■ **TASK BRIEF**
Copy out each line featuring the string "this" from the entries beneath.
** Opening RAW DATA block **
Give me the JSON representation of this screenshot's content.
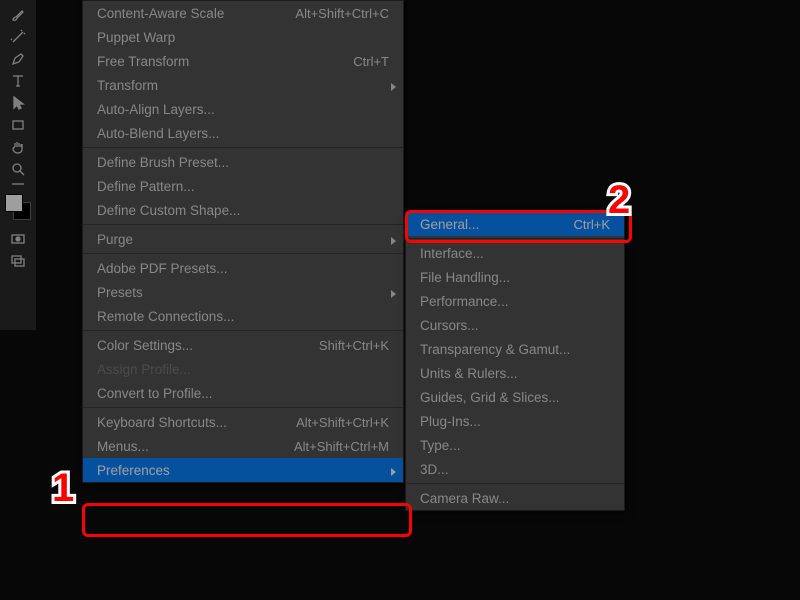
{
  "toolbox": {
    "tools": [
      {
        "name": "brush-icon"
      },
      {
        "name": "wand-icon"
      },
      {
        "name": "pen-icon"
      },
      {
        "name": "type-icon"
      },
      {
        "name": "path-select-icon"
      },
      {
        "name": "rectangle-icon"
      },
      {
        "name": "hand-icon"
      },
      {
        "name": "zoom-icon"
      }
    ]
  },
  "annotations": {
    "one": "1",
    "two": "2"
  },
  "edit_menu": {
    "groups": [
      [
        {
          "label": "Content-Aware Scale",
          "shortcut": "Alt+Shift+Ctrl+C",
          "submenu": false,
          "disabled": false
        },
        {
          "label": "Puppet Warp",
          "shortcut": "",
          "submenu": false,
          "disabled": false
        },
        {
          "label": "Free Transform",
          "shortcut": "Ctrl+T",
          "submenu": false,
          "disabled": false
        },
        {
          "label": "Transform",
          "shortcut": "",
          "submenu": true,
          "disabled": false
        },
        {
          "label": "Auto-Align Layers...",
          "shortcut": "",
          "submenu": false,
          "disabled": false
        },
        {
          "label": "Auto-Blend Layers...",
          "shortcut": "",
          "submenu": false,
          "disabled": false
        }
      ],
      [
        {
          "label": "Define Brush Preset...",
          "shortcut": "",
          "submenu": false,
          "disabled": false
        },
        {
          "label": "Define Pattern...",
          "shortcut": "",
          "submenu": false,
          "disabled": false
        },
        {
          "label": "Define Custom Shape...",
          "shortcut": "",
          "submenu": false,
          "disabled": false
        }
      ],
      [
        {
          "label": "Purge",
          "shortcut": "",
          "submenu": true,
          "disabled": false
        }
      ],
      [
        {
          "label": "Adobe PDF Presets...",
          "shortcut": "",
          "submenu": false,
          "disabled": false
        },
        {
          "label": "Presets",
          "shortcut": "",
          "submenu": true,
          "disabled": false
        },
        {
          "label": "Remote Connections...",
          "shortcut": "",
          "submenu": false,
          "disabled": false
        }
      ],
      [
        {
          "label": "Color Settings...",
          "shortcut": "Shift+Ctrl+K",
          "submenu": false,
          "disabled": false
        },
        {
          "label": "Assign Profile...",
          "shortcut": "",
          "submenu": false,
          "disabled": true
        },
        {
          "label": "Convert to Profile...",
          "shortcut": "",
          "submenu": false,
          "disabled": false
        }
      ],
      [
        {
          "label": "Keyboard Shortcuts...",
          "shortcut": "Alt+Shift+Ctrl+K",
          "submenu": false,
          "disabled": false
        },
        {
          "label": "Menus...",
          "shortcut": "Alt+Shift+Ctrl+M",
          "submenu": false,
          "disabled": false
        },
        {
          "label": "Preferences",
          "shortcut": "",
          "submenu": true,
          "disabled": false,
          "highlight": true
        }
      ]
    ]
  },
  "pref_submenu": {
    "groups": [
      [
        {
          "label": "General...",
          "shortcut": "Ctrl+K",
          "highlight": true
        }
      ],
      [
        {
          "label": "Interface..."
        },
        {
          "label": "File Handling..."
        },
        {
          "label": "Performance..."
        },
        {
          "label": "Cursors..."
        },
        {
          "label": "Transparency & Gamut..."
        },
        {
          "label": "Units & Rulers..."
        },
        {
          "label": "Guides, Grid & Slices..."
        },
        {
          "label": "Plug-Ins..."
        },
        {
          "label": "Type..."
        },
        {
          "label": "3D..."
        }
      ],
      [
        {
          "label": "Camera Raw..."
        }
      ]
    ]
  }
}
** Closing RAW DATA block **
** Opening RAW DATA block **
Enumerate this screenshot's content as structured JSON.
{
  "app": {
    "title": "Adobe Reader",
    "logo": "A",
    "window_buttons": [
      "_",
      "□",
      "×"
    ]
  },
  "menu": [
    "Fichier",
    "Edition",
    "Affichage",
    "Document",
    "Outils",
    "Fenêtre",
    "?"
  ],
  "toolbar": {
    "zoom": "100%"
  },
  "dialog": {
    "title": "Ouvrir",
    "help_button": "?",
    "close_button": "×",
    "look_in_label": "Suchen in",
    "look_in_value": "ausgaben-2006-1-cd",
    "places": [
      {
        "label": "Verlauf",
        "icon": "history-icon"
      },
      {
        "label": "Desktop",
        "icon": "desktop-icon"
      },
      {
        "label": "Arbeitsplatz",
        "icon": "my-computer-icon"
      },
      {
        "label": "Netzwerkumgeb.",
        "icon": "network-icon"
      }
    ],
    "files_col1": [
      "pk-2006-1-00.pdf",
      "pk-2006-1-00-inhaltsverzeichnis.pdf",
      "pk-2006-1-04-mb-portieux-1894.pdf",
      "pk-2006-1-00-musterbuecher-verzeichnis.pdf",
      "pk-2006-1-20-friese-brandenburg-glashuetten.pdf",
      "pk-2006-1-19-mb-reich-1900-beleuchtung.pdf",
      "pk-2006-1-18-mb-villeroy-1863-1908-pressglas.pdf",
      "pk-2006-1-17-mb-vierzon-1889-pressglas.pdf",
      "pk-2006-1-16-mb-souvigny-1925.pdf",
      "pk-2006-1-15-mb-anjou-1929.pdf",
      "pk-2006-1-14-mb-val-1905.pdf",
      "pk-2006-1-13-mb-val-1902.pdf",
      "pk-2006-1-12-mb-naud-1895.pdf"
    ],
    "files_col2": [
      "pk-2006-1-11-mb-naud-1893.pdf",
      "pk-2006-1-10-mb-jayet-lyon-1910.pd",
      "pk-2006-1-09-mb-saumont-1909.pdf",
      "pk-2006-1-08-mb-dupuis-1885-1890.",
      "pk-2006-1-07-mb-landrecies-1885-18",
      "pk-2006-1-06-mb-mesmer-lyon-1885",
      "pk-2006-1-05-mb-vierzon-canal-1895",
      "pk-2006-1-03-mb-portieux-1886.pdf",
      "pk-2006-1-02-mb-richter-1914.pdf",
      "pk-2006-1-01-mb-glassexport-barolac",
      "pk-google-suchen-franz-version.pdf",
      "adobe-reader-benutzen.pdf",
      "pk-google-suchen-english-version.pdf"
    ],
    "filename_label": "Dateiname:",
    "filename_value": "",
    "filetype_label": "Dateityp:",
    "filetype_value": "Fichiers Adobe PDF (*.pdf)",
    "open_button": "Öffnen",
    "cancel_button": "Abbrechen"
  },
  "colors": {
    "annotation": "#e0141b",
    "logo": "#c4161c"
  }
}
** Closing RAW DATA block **
■ **TASK RESPONSE**
Give me the JSON representation of this screenshot's content.
Enumerate this screenshot's content as structured JSON.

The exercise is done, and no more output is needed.